The Isle Casino and Racing in Pompano Beach and a Slovania-based electronic table games manufacturer are both named as defendants in a class-action lawsuit that claims a dice game has been taking too big of a cut on certain winnings.

While roulette and live dice games are currently illegal in Florida, electronic versions of the games were declared legal there in 2012 when they were classified as slot machines.

The lawsuit filed in federal court in South Florida alleges that the Interblock craps game at the Isle Casino, where the games the complainants named in the suit are located, has been shorting patrons who win. The suit claims that instead of the advertised commission of five percent per dollar wagered in a successful bet, the game also takes five percent of a patron’s winnings. According to the Miami Herald report the resulting fee is 10 percent.

Cristina M. Pierson, an attorney with the Fort Lauderdale firm Kelley/Uustal, said that “Players win and get excited, and they realize the house takes a commission but they didn’t pay attention.” She said, “The reason we caught it is that someone did the math,” according to the news agency. Pierson said that she’s looked at a number of casinos, including Seminole Tribe of Florida operated casinos, and the majority of them have an Interblock game and the same scenario plays out with them. A later report on local ABC affiliate news10 states that other machines are not affected.

The class in the lawsuit will comprise Isle Casino’s Fan Club members, according to news10.

“We know who the fan club members are. There are stats to show when they played and how much they played,” Pierson said.

John Connelly is Interblock’s top executive in the U.S. and based in Las Vegas. According to the Herald report he did not respond to emails or telephone calls. Representatives of the Isle Casino’s parent company told the news agency that they don’t comment on pending litigation but said that the Isle machine was shut down when the payout structure was questioned.

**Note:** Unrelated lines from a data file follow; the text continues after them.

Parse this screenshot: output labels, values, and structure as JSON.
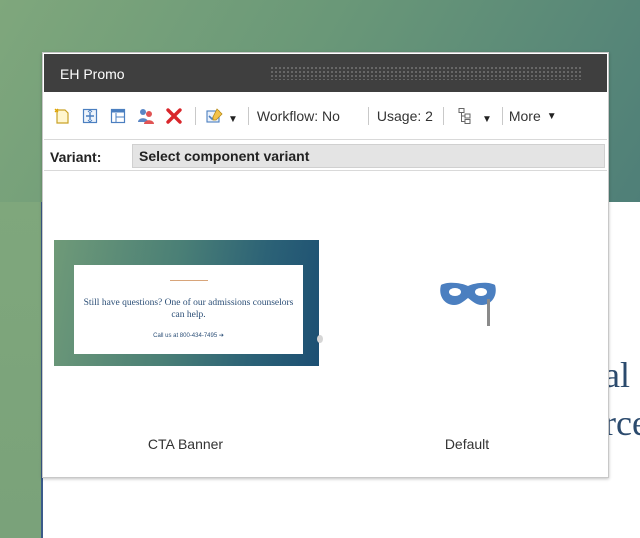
{
  "window": {
    "title": "EH Promo"
  },
  "toolbar": {
    "workflow_label": "Workflow: No",
    "usage_label": "Usage: 2",
    "more_label": "More",
    "icons": [
      "new-item-icon",
      "insert-icon",
      "layout-icon",
      "users-icon",
      "delete-icon",
      "edit-check-icon",
      "tree-icon"
    ]
  },
  "variant": {
    "label": "Variant:",
    "selected": "Select component variant"
  },
  "variants": [
    {
      "name": "CTA Banner",
      "preview": {
        "heading": "Still have questions? One of our admissions counselors can help.",
        "call_text": "Call us at 800-434-7495 ➔"
      }
    },
    {
      "name": "Default",
      "icon": "mask-icon"
    }
  ],
  "background": {
    "text_line_1": "al",
    "text_line_2": "rce"
  },
  "colors": {
    "titlebar": "#3f3f3f",
    "delete_red": "#d9262b",
    "accent_blue": "#4b7fc0",
    "hero_green": "#6a9878"
  }
}
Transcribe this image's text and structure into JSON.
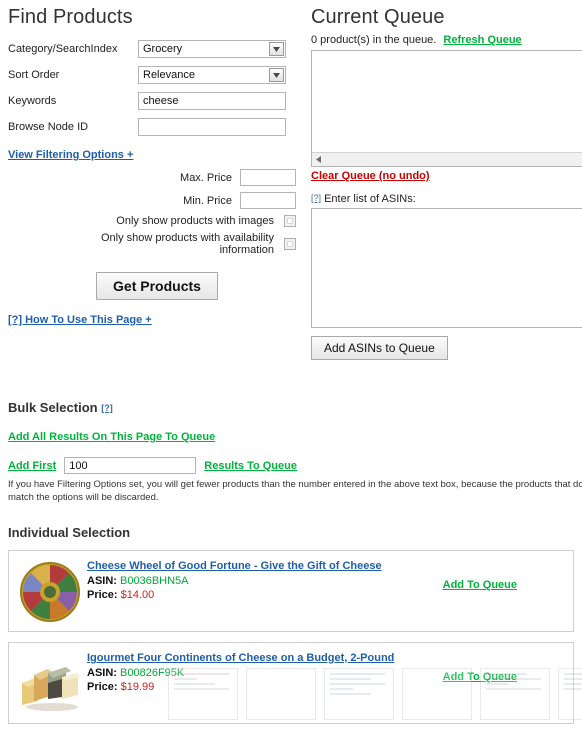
{
  "find_products": {
    "title": "Find Products",
    "fields": [
      {
        "label": "Category/SearchIndex",
        "type": "select",
        "value": "Grocery"
      },
      {
        "label": "Sort Order",
        "type": "select",
        "value": "Relevance"
      },
      {
        "label": "Keywords",
        "type": "text",
        "value": "cheese",
        "placeholder": ""
      },
      {
        "label": "Browse Node ID",
        "type": "text",
        "value": "",
        "placeholder": ""
      }
    ],
    "view_filtering_link": "View Filtering Options +",
    "max_price_label": "Max. Price",
    "max_price_value": "",
    "min_price_label": "Min. Price",
    "min_price_value": "",
    "checkbox_images_label": "Only show products with images",
    "checkbox_images_checked": false,
    "checkbox_availability_label": "Only show products with availability information",
    "checkbox_availability_checked": false,
    "get_products_button": "Get Products",
    "how_to_use_link": "[?] How To Use This Page +"
  },
  "current_queue": {
    "title": "Current Queue",
    "status_count": "0 product(s) in the queue.",
    "refresh_link": "Refresh Queue",
    "queue_contents": "",
    "clear_link": "Clear Queue (no undo)",
    "asin_help_mark": "[?]",
    "asin_label": "Enter list of ASINs:",
    "asin_value": "",
    "add_asins_button": "Add ASINs to Queue"
  },
  "bulk_selection": {
    "title": "Bulk Selection",
    "help_mark": "[?]",
    "add_all_link": "Add All Results On This Page To Queue",
    "add_first_label": "Add First",
    "add_first_value": "100",
    "results_to_queue_link": "Results To Queue",
    "note": "If you have Filtering Options set, you will get fewer products than the number entered in the above text box, because the products that do not match the options will be discarded."
  },
  "individual_selection": {
    "title": "Individual Selection",
    "asin_key": "ASIN:",
    "price_key": "Price:",
    "add_to_queue_label": "Add To Queue",
    "products": [
      {
        "title": "Cheese Wheel of Good Fortune - Give the Gift of Cheese",
        "asin": "B0036BHN5A",
        "price": "$14.00",
        "thumb": "cheese-wheel-image"
      },
      {
        "title": "Igourmet Four Continents of Cheese on a Budget, 2-Pound",
        "asin": "B00826F95K",
        "price": "$19.99",
        "thumb": "cheese-assortment-image"
      }
    ]
  },
  "colors": {
    "link_green": "#00b33c",
    "link_blue": "#1f5fa9",
    "link_red": "#cc0000",
    "asin_green": "#00a838",
    "price_red": "#cc2222"
  }
}
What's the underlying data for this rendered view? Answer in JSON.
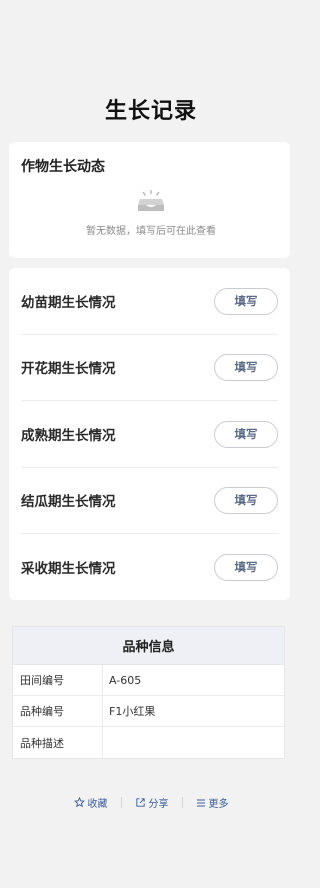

Meanwhile, proposed legislation that would expand gambling in Florida, and reportedly allow slots to be licensed at facilities in eight counties in the state; license a pair of new slots-only casinos for Miami-Dade County and Broward County; and allow all pari-mutuel card rooms in Florida to run “player-banked” games such as poker, among other things, passed through the Florida Senate Regulated Industries Committee last week. Senate Bill 8 still needs to be ratified by both chambers of the state’s legislature and signed into law by Republican Governor Rick Scott.